I’ve been thinking a lot today about the fears that come up almost immediately whenever many of us try to embark on a new creative project.
“Don’t do that! You’ll look foolish!”
“Don’t do that! It’s just a copy of somebody better than you.”
“Don’t do that! They’re going to laugh at you.”
The voices in our heads that pounce on our desires with gnashing teeth are, they think, protecting us. Protecting us from ridicule, from competition, from not being accepted.They’re trying to keep us from being hurt, but the truth is we hurt much more in the long run from not expressing ourselves.
For the past few weeks, I’ve been trying something new to deal with those worrisome voices.When my fears get triggered and I start looking around at what everyone else is doing, and worrying about how they will react to me, I catch myself and take a few deep breaths. I go to a “safe space” I’ve created in my head.
In my case, my safe space looks like a warm, farmhouse kitchen with lots of good stuff cooking. I imagine each of those voices as belonging to a little rascally kid, who comes bounding into the kitchen from another room, making lots of noise and disturbing my activities. Before, I’d let these rascals get the better of me – ruin my whole dinner, get jam on the walls, throw pots around – but now I redirect the scene.

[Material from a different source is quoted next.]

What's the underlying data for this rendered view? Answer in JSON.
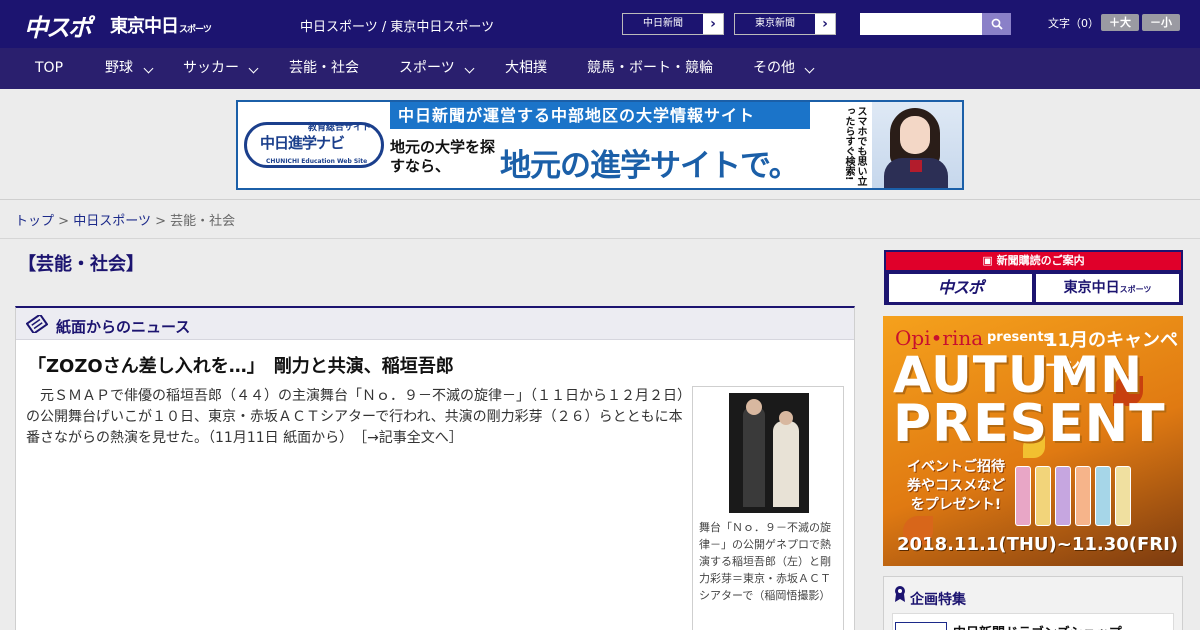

I’ve started making sure I always have a plate of biscuits ready on the counter for those little guys. When they come careening in unexpectedly, now they just grab a biscuit off the counter and rush headlong out through the screendoor to play. They might make noise for a few seconds, but then they head elsewhere.
Silly visualizations aside, what this really means is that I am giving just enough attention to the scared voices to soothe them, and make them feel like their warnings have been heard, but I’m not letting them run the show or keep me from my creative work. I let them in briefly, and then usher them away so that I can get on with it.
Is there a similar way you might redirect your internal, fearful voices? Can you acknowledge them, thank them for their concern, and then let them go?